He also helpfully spoke on behalf of the government: “The government has told the Supreme Court, ‘Don’t worry, we are taking care of it...We have a track record of looking at things quite well.’” Thank you, Arnab.

On to Zee News chief Sudhir Chaudhary. In January 2019, he had said the chargesheet filed in the JNU sedition case was the “most positive news” of the week.

But on May 10, things took a turn. “No government has tried to remove this law since independence,” Chaudhary said fondly of the BJP. “Before 2014, there was no data on sedition cases. This started after Modi became the prime minister.”

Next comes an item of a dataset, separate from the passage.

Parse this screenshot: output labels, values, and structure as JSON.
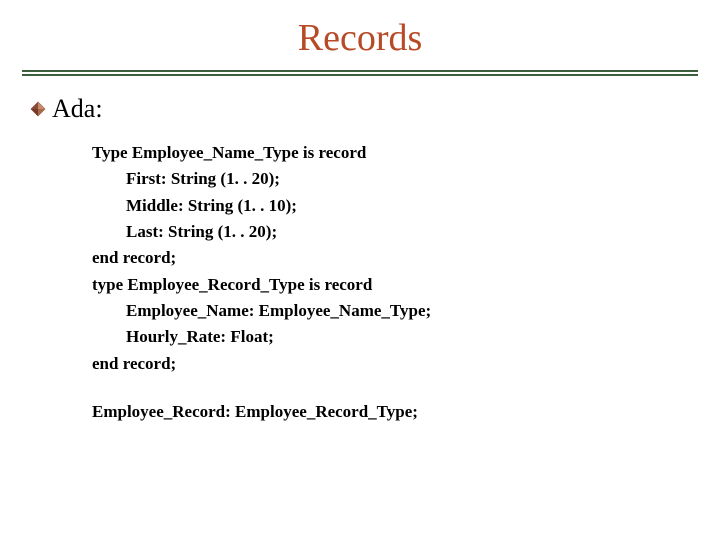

This may not have the impact he hoped for – Article14’s database on sedition cases noted a “28% annual rise in sedition cases between 2014 and 2020, compared to the yearly average between 2010 and 2014”.

Next up is Times Now. In April 2019, Rahul Shivshankar had described scrapping the sedition law as “giving a free hand to separatists on the pretext of protecting free speech”.

On May 10, his colleague Navika Kumar was grateful to the Supreme Court – and the centre. “We, the people of India, want the law to be removed,” she said earnestly, “because there is no place for such a law in our country.”

It remains to be seen how this will now play out in court – and on our TV screens.

Newslaundry is a reader-supported, ad-free, independent news outlet based out of New Delhi. Support their journalism, here.